__Extracted information__:
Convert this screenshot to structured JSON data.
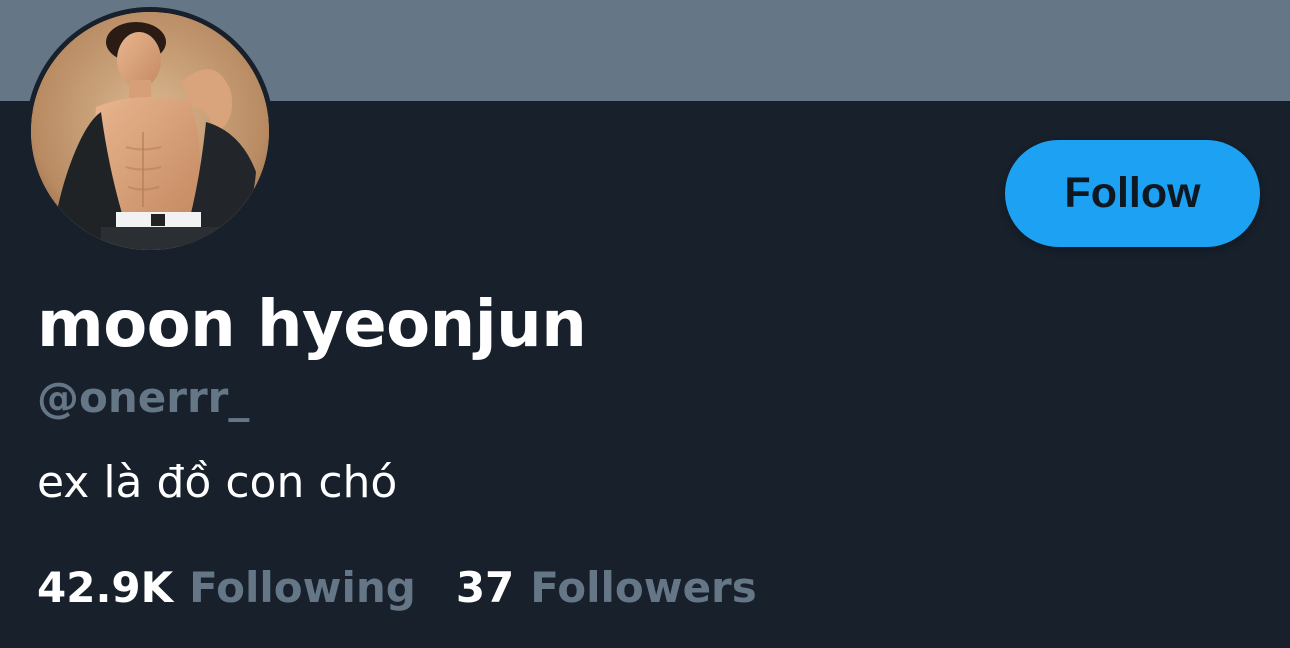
{
  "profile": {
    "display_name": "moon hyeonjun",
    "handle": "@onerrr_",
    "bio": "ex là đồ con chó",
    "follow_label": "Follow",
    "following_count": "42.9K",
    "following_label": "Following",
    "followers_count": "37",
    "followers_label": "Followers"
  },
  "colors": {
    "background": "#17202b",
    "banner": "#657786",
    "accent": "#1da1f2",
    "muted_text": "#657786",
    "primary_text": "#ffffff"
  }
}
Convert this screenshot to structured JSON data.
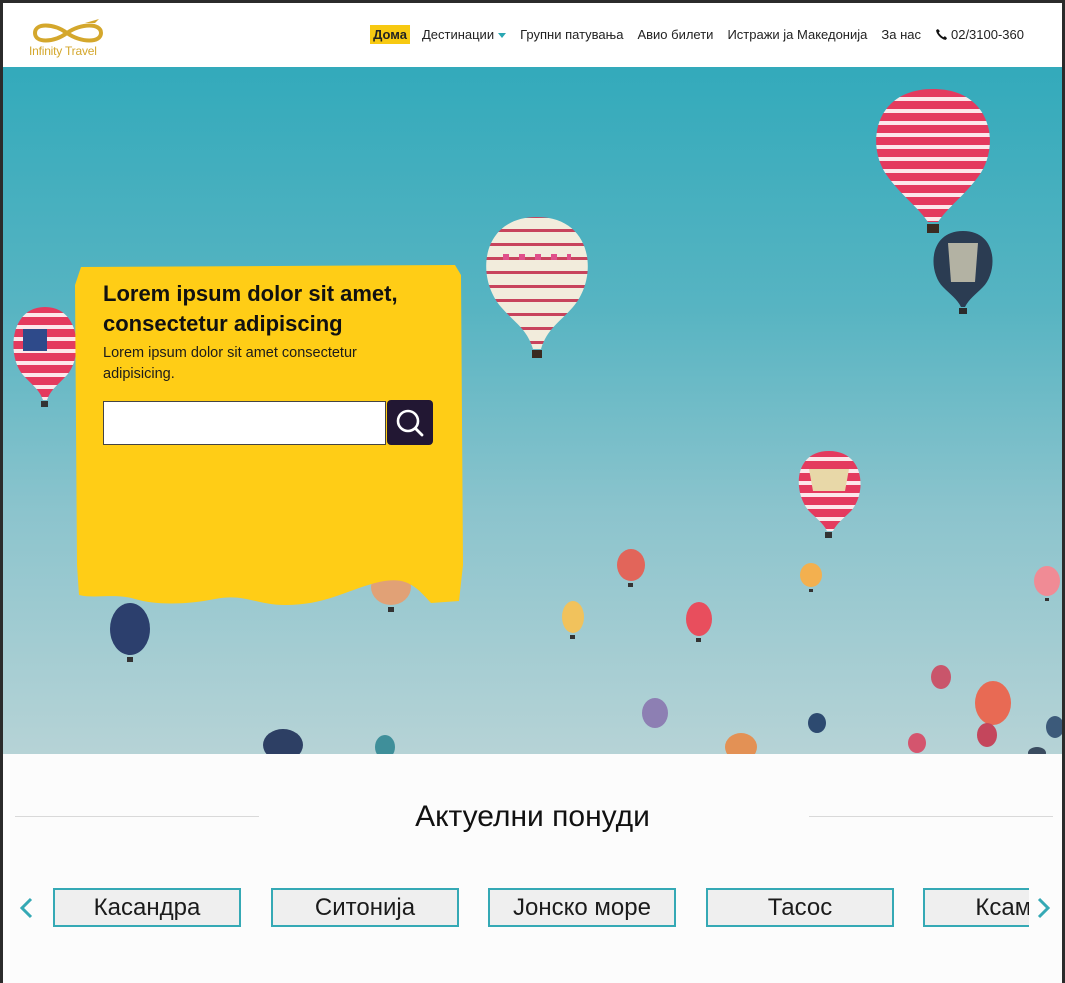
{
  "brand": {
    "logo_text": "Infinity Travel",
    "color": "#d4a72c"
  },
  "nav": {
    "items": [
      {
        "label": "Дома",
        "active": true
      },
      {
        "label": "Дестинации",
        "dropdown": true
      },
      {
        "label": "Групни патувања"
      },
      {
        "label": "Авио билети"
      },
      {
        "label": "Истражи ја Македонија"
      },
      {
        "label": "За нас"
      }
    ],
    "phone": "02/3100-360",
    "phone_icon": "phone-icon",
    "accent": "#f7c911"
  },
  "hero": {
    "title": "Lorem ipsum dolor sit amet, consectetur adipiscing",
    "subtitle": "Lorem ipsum dolor sit amet consectetur adipisicing.",
    "search": {
      "value": "",
      "placeholder": "",
      "icon": "search-icon"
    },
    "panel_color": "#ffcd16"
  },
  "offers": {
    "title": "Актуелни понуди",
    "items": [
      "Касандра",
      "Ситонија",
      "Јонско море",
      "Тасос",
      "Ксамил"
    ],
    "prev_icon": "chevron-left-icon",
    "next_icon": "chevron-right-icon",
    "accent": "#35a9b5"
  }
}
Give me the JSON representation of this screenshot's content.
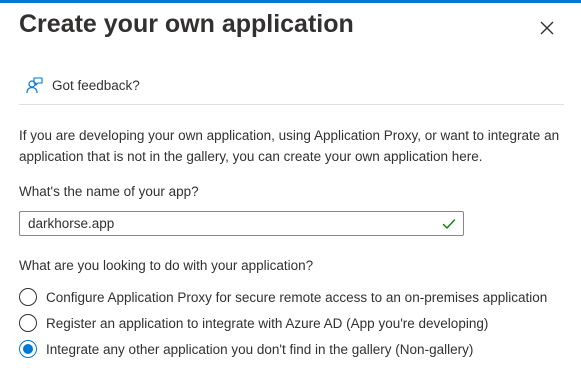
{
  "panel": {
    "title": "Create your own application",
    "close_icon": "close-icon"
  },
  "feedback": {
    "icon": "feedback-person-icon",
    "label": "Got feedback?"
  },
  "description": "If you are developing your own application, using Application Proxy, or want to integrate an application that is not in the gallery, you can create your own application here.",
  "app_name": {
    "label": "What's the name of your app?",
    "value": "darkhorse.app",
    "valid_icon": "checkmark-icon"
  },
  "purpose": {
    "label": "What are you looking to do with your application?",
    "options": [
      {
        "label": "Configure Application Proxy for secure remote access to an on-premises application",
        "selected": false
      },
      {
        "label": "Register an application to integrate with Azure AD (App you're developing)",
        "selected": false
      },
      {
        "label": "Integrate any other application you don't find in the gallery (Non-gallery)",
        "selected": true
      }
    ]
  },
  "colors": {
    "accent": "#0078d4",
    "valid": "#107c10",
    "text": "#323130",
    "border": "#8a8886"
  }
}
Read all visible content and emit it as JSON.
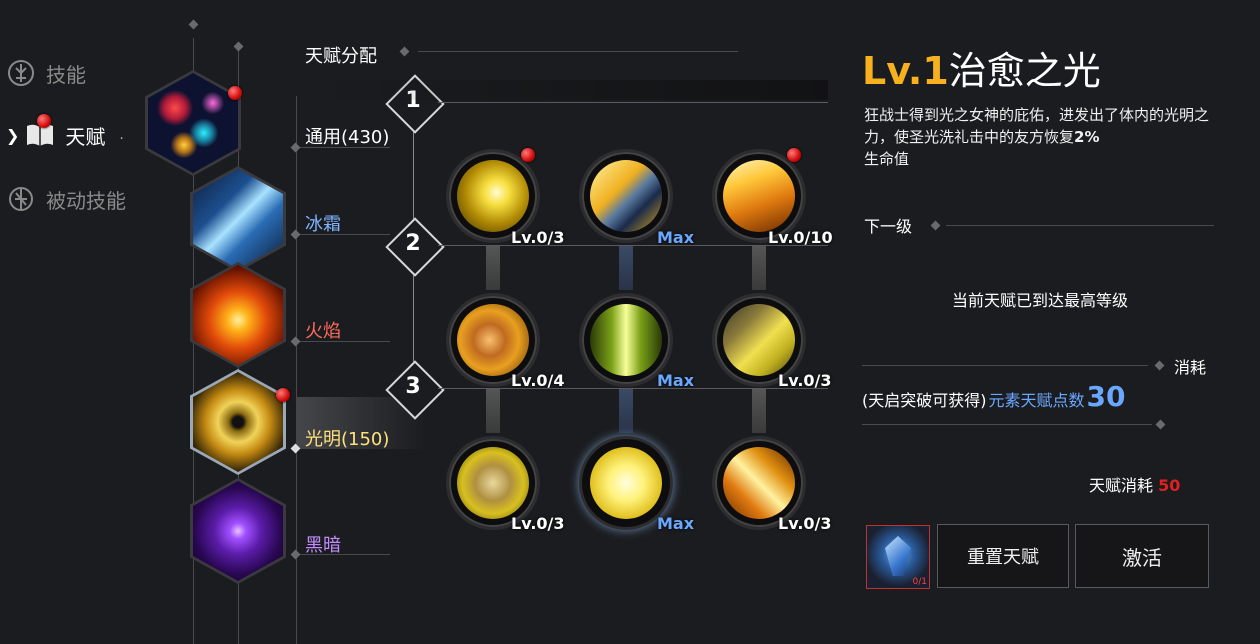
{
  "sidebar": {
    "items": [
      {
        "label": "技能",
        "icon": "skill-icon"
      },
      {
        "label": "天赋",
        "icon": "book-icon"
      },
      {
        "label": "被动技能",
        "icon": "passive-icon"
      }
    ],
    "active_marker": "."
  },
  "allocation": {
    "title": "天赋分配",
    "categories": [
      {
        "label": "通用(430)",
        "color": "#ffffff"
      },
      {
        "label": "冰霜",
        "color": "#7fb4ff"
      },
      {
        "label": "火焰",
        "color": "#ff6b5b"
      },
      {
        "label": "光明(150)",
        "color": "#ffe27a"
      },
      {
        "label": "黑暗",
        "color": "#c18cff"
      }
    ]
  },
  "tiers": [
    "1",
    "2",
    "3"
  ],
  "skills": [
    {
      "level": "Lv.0/3",
      "max": false,
      "icon": "light-burst-icon"
    },
    {
      "level": "Max",
      "max": true,
      "icon": "light-sword-icon"
    },
    {
      "level": "Lv.0/10",
      "max": false,
      "icon": "light-slash-icon"
    },
    {
      "level": "Lv.0/4",
      "max": false,
      "icon": "light-fist-icon"
    },
    {
      "level": "Max",
      "max": true,
      "icon": "light-pillar-icon"
    },
    {
      "level": "Lv.0/3",
      "max": false,
      "icon": "light-claw-icon"
    },
    {
      "level": "Lv.0/3",
      "max": false,
      "icon": "light-punch-icon"
    },
    {
      "level": "Max",
      "max": true,
      "icon": "heal-light-icon"
    },
    {
      "level": "Lv.0/3",
      "max": false,
      "icon": "light-streak-icon"
    }
  ],
  "detail": {
    "level": "Lv.1",
    "name": "治愈之光",
    "description_part1": "狂战士得到光之女神的庇佑，进发出了体内的光明之力，使圣光洗礼击中的友方恢复",
    "description_value": "2%",
    "description_part2": "生命值",
    "next_level_label": "下一级",
    "max_level_text": "当前天赋已到达最高等级",
    "cost_label": "消耗",
    "awaken_text": "(天启突破可获得)",
    "element_points_label": "元素天赋点数",
    "element_points_value": "30",
    "talent_cost_label": "天赋消耗",
    "talent_cost_value": "50",
    "item_count": "0/1",
    "reset_button": "重置天赋",
    "activate_button": "激活"
  },
  "colors": {
    "accent_gold": "#f7b11e",
    "element_blue": "#6aa8ff",
    "cost_red": "#e02020"
  }
}
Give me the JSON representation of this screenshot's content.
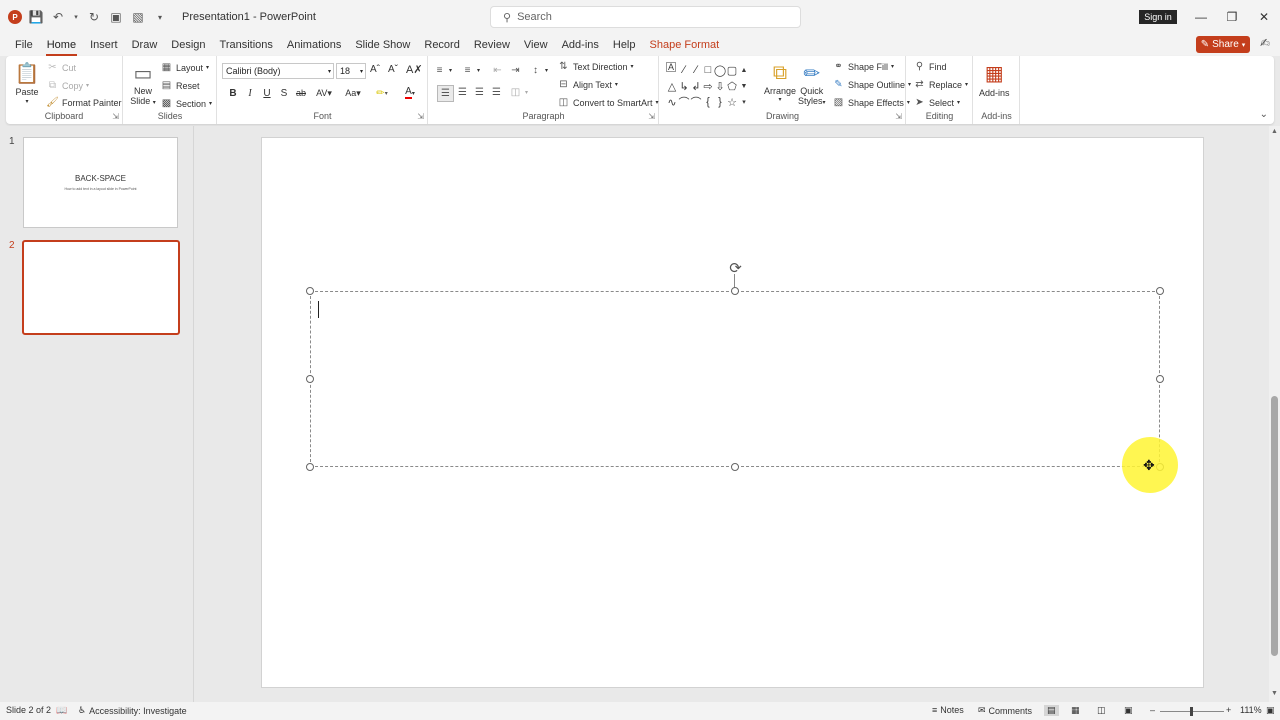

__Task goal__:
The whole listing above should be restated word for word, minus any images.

__Exercise output__:
Convert this screenshot to structured JSON data.
{
  "profile": {
    "display_name": "moon hyeonjun",
    "handle": "@onerrr_",
    "bio": "ex là đồ con chó",
    "follow_label": "Follow",
    "following_count": "42.9K",
    "following_label": "Following",
    "followers_count": "37",
    "followers_label": "Followers"
  },
  "colors": {
    "background": "#17202b",
    "banner": "#657786",
    "accent": "#1da1f2",
    "muted_text": "#657786",
    "primary_text": "#ffffff"
  }
}
Convert this screenshot to structured JSON data.
{
  "brand": {
    "logo_text": "Infinity Travel",
    "color": "#d4a72c"
  },
  "nav": {
    "items": [
      {
        "label": "Дома",
        "active": true
      },
      {
        "label": "Дестинации",
        "dropdown": true
      },
      {
        "label": "Групни патувања"
      },
      {
        "label": "Авио билети"
      },
      {
        "label": "Истражи ја Македонија"
      },
      {
        "label": "За нас"
      }
    ],
    "phone": "02/3100-360",
    "phone_icon": "phone-icon",
    "accent": "#f7c911"
  },
  "hero": {
    "title": "Lorem ipsum dolor sit amet, consectetur adipiscing",
    "subtitle": "Lorem ipsum dolor sit amet consectetur adipisicing.",
    "search": {
      "value": "",
      "placeholder": "",
      "icon": "search-icon"
    },
    "panel_color": "#ffcd16"
  },
  "offers": {
    "title": "Актуелни понуди",
    "items": [
      "Касандра",
      "Ситонија",
      "Јонско море",
      "Тасос",
      "Ксамил"
    ],
    "prev_icon": "chevron-left-icon",
    "next_icon": "chevron-right-icon",
    "accent": "#35a9b5"
  }
}
Give me the JSON representation of this screenshot's content.
{
  "panel": {
    "title": "Create your own application",
    "close_icon": "close-icon"
  },
  "feedback": {
    "icon": "feedback-person-icon",
    "label": "Got feedback?"
  },
  "description": "If you are developing your own application, using Application Proxy, or want to integrate an application that is not in the gallery, you can create your own application here.",
  "app_name": {
    "label": "What's the name of your app?",
    "value": "darkhorse.app",
    "valid_icon": "checkmark-icon"
  },
  "purpose": {
    "label": "What are you looking to do with your application?",
    "options": [
      {
        "label": "Configure Application Proxy for secure remote access to an on-premises application",
        "selected": false
      },
      {
        "label": "Register an application to integrate with Azure AD (App you're developing)",
        "selected": false
      },
      {
        "label": "Integrate any other application you don't find in the gallery (Non-gallery)",
        "selected": true
      }
    ]
  },
  "colors": {
    "accent": "#0078d4",
    "valid": "#107c10",
    "text": "#323130",
    "border": "#8a8886"
  }
}
Read all visible content and emit it as JSON.
{
  "sidebar": {
    "items": [
      {
        "label": "技能",
        "icon": "skill-icon"
      },
      {
        "label": "天赋",
        "icon": "book-icon"
      },
      {
        "label": "被动技能",
        "icon": "passive-icon"
      }
    ],
    "active_marker": "."
  },
  "allocation": {
    "title": "天赋分配",
    "categories": [
      {
        "label": "通用(430)",
        "color": "#ffffff"
      },
      {
        "label": "冰霜",
        "color": "#7fb4ff"
      },
      {
        "label": "火焰",
        "color": "#ff6b5b"
      },
      {
        "label": "光明(150)",
        "color": "#ffe27a"
      },
      {
        "label": "黑暗",
        "color": "#c18cff"
      }
    ]
  },
  "tiers": [
    "1",
    "2",
    "3"
  ],
  "skills": [
    {
      "level": "Lv.0/3",
      "max": false,
      "icon": "light-burst-icon"
    },
    {
      "level": "Max",
      "max": true,
      "icon": "light-sword-icon"
    },
    {
      "level": "Lv.0/10",
      "max": false,
      "icon": "light-slash-icon"
    },
    {
      "level": "Lv.0/4",
      "max": false,
      "icon": "light-fist-icon"
    },
    {
      "level": "Max",
      "max": true,
      "icon": "light-pillar-icon"
    },
    {
      "level": "Lv.0/3",
      "max": false,
      "icon": "light-claw-icon"
    },
    {
      "level": "Lv.0/3",
      "max": false,
      "icon": "light-punch-icon"
    },
    {
      "level": "Max",
      "max": true,
      "icon": "heal-light-icon"
    },
    {
      "level": "Lv.0/3",
      "max": false,
      "icon": "light-streak-icon"
    }
  ],
  "detail": {
    "level": "Lv.1",
    "name": "治愈之光",
    "description_part1": "狂战士得到光之女神的庇佑，进发出了体内的光明之力，使圣光洗礼击中的友方恢复",
    "description_value": "2%",
    "description_part2": "生命值",
    "next_level_label": "下一级",
    "max_level_text": "当前天赋已到达最高等级",
    "cost_label": "消耗",
    "awaken_text": "(天启突破可获得)",
    "element_points_label": "元素天赋点数",
    "element_points_value": "30",
    "talent_cost_label": "天赋消耗",
    "talent_cost_value": "50",
    "item_count": "0/1",
    "reset_button": "重置天赋",
    "activate_button": "激活"
  },
  "colors": {
    "accent_gold": "#f7b11e",
    "element_blue": "#6aa8ff",
    "cost_red": "#e02020"
  }
}
Give me the JSON representation of this screenshot's content.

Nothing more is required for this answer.